▶ _Data extracted from a collection_:

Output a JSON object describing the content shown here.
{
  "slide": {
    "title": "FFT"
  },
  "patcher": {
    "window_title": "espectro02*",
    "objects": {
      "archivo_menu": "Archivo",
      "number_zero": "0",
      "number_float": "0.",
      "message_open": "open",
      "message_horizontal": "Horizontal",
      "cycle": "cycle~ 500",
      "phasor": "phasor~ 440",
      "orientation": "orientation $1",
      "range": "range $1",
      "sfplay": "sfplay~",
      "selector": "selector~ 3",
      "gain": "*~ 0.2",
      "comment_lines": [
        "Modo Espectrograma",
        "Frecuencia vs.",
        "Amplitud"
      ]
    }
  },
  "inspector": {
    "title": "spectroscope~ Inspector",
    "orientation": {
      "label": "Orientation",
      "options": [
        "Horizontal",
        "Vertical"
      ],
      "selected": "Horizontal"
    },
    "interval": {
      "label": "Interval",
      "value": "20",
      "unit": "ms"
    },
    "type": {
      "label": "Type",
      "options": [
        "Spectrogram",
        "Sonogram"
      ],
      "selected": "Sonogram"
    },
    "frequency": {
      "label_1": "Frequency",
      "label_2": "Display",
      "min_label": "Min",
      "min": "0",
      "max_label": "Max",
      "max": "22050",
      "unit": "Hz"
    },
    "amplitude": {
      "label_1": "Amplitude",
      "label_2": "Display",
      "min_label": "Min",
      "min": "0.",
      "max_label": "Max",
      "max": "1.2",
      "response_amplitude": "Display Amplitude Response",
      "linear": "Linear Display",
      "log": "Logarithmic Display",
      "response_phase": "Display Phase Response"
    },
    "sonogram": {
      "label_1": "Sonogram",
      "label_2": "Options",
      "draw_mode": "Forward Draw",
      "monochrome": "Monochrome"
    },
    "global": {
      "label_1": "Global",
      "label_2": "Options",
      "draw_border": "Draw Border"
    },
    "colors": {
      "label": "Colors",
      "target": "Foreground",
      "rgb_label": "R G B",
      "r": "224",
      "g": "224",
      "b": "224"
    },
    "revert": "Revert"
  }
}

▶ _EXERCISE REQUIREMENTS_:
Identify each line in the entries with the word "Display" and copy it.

▶ _ANSWER TO THIS TASK_:
      "label_2": "Display",
      "label_2": "Display",
      "response_amplitude": "Display Amplitude Response",
      "linear": "Linear Display",
      "log": "Logarithmic Display",
      "response_phase": "Display Phase Response"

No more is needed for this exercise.